The foundations of present-day RFP research are to be found in the early results from ZETA in 1967, in which a period of improved stability was observed in discharges with a spontaneously generated reversed field, during which the magnetic field configuration was in accord with ideal-MHD stability requirements. Theoretical work at Culham subsequently established that the reversed field configuration is a minimum magnetic energy state to which a plasma has a strong propensity to relax naturally. + HBTX1, designed to study fast programmed RFPs in a quartz torus, became operational during 1972; spontaneous field reversal was again demonstrated. By operating with current risetimes shorter or longer than the natural relaxation time, both reversal by strong helical instability and relaxation to reversed field more gently along a minimum energy trajectory in F-theta space were demonstrated. However, although much important information was obtained from HBTX1, including checking the predictions of relaxation and resistive instability theory, high temperatures could not be sustained, and ZETA-like quiescence was not found; this was attributed to the use of an insulating vessel. + A new assembly, HBTX1A, with a stainless steel liner, was commissioned in 1981. By using a steady vertical field to assist in providing equilibrium, plasma lifetimes of up to 15 ms were observed with electron temperatures of up to 350 eV (at 200 kA) at densities of (1-2)x10**19 m**-3. Magnetic field fluctuations with B-tilde/B>or=1-2%, seen throughout the discharge, are dominated by poloidal m=0 and m=1 global modes of resistive MHD origin, and localized activity in the core at higher frequencies. The m=1 modes can contribute to anomalous energy transport, and to reversed field penetration. The value of beta-theta approximately equal 10% varies relatively little with conditions in HBTX1A, which is consistent with theoretical predictions of transport due to g-modes; if beta-theta remains constant at about 10% as the current and machine size are increased reactor conditions will be reached.

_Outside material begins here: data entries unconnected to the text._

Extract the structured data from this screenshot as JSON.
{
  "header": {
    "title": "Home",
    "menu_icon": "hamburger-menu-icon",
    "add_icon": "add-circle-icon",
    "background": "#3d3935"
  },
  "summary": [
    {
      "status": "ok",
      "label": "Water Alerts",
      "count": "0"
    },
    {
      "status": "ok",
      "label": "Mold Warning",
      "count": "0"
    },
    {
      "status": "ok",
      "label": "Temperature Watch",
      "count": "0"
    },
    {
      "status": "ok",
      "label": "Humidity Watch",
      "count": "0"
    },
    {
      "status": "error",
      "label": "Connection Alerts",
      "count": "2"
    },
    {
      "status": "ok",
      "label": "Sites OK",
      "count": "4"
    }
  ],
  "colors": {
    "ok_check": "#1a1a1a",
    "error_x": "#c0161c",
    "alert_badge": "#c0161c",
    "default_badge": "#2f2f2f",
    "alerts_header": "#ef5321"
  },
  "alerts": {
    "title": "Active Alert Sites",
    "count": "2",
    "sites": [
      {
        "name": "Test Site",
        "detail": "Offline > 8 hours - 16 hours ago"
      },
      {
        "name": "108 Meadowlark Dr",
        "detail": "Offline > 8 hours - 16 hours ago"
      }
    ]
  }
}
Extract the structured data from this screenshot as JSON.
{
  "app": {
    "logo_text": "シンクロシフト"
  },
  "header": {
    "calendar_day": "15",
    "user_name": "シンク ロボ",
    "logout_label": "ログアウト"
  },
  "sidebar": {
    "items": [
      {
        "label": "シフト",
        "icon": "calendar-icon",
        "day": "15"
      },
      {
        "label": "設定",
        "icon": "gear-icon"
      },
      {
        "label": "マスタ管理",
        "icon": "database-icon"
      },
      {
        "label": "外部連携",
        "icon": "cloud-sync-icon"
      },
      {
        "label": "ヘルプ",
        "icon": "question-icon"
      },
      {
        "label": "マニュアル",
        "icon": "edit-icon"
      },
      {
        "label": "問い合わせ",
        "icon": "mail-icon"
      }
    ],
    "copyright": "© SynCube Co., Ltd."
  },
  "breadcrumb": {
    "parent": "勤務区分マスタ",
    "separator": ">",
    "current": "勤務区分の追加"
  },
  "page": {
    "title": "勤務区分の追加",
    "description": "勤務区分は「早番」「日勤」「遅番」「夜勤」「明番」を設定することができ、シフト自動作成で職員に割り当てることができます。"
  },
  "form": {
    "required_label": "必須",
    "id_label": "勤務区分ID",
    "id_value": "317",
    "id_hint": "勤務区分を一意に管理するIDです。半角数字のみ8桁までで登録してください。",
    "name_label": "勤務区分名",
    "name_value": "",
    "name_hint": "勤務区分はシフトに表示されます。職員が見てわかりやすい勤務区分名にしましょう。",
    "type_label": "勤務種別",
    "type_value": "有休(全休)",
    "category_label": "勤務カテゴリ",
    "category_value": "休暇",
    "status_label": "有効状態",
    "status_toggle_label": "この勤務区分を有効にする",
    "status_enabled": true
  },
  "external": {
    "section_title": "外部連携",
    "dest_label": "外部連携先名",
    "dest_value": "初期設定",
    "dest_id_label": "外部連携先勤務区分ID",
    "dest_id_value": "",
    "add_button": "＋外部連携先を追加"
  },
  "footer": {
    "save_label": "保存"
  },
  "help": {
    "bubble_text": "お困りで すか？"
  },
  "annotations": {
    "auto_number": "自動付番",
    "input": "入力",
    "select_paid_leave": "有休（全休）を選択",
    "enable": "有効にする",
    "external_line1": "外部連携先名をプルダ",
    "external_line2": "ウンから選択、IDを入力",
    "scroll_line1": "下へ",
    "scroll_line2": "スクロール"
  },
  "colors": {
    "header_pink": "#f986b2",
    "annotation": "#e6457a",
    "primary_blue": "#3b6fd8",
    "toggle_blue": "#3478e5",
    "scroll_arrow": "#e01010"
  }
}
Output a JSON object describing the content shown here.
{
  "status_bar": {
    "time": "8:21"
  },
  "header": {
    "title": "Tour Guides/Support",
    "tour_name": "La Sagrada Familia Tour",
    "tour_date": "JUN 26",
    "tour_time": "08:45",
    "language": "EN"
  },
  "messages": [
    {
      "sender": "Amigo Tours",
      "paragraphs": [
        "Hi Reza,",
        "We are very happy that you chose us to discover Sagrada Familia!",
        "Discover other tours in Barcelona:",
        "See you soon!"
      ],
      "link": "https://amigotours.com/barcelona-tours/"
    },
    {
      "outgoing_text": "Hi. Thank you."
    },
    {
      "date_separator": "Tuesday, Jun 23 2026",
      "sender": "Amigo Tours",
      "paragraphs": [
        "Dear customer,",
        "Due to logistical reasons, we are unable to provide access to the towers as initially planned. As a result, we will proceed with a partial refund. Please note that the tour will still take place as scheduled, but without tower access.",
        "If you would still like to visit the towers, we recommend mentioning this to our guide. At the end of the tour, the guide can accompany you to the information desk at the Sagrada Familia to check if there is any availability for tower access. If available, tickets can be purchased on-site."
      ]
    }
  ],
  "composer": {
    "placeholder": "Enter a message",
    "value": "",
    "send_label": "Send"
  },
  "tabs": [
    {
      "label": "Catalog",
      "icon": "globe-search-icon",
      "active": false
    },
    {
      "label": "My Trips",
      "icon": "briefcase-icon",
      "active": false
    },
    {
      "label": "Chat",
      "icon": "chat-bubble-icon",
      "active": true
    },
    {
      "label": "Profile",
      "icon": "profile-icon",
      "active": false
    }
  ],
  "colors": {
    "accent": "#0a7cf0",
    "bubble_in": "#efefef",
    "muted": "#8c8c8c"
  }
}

Bibliographic Reference: NUCLEAR FUSION, VOL. 25 (1985) NO. 9, PP. 1305-1311
Record Number: 1989124095900 / Last updated on: 1987-01-01
Available languages: en